Saw this gem back in the herpetology collections at the Academy of Natural Sciences in Philadelphia and thought, “Someone up and Beauchened a turtle head.” (My inner monologue is a tennis match between an arch language pedant and an unreconstructed hick with a penchant for folksy archaisms.)

What a sweet mount – there should be one of these for every critter in the museum. There should be a Hall of Exploded Skulls, and a Curator of Exploded Skulls. Would that be too much, or not enough? Both hypotheses remain untested. Someone should fix that.

Many, many thanks to Ted Daeschler for showing me all the awesome stuff at the Academy of Natural Sciences – or, if not all, as much as we could cram into two hours.

Marten skull on top, opossum on bottom. Internal (medial) view of the right half of each skull.

These have been in my collection for ages, I just hadn’t gotten around to posting pictures. I don’t remember where I got them, but they were definitely purchased rather than collected. It’s funny, I remember the origin story of almost every bone and skull I’ve collected myself, but stuff I’ve bought tends to slide out of recollection.

I assume the marten is the American marten, Martes americana, but I haven’t keyed it out. The opossum is definitely Didelphis virginiana.

I think the opossum skull was already hemisected when it came to me – at least, I can’t find the other half. The marten I did myself, with a Dremel. In part because I wanted to compare the size and shape of the braincases. As you can see from the photos, the marten had a big wrinkly brain that left impressions on the inside of the skull, and these are visible externally through the thin walls of the braincase.

Now, I am an opossum fan, but I will be the first to admit that the osteological evidence does not imply a lot of brainpower for North America’s only resident marsupial. Apparently its brain was small and smooth, untroubled by any thoughts more complicated than trash can access.
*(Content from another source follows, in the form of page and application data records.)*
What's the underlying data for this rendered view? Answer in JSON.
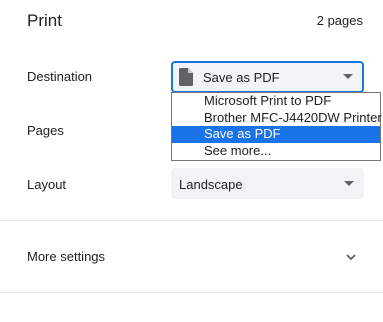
{
  "header": {
    "title": "Print",
    "page_count": "2 pages"
  },
  "destination": {
    "label": "Destination",
    "selected": "Save as PDF",
    "options": [
      "Microsoft Print to PDF",
      "Brother MFC-J4420DW Printer",
      "Save as PDF",
      "See more..."
    ]
  },
  "pages": {
    "label": "Pages"
  },
  "layout": {
    "label": "Layout",
    "selected": "Landscape"
  },
  "more_settings": {
    "label": "More settings"
  },
  "colors": {
    "accent": "#1a73e8",
    "select_bg": "#f1f3f4"
  }
}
Images of opossum brains online confirm that impression (or maybe lack of impression, since we’re talking about braincases here).

And yet, opossums are still around, thriving in the face of placentals with our wrinkly brains, high metabolisms, regular garbage collection, and whatnot. Long may they scurry.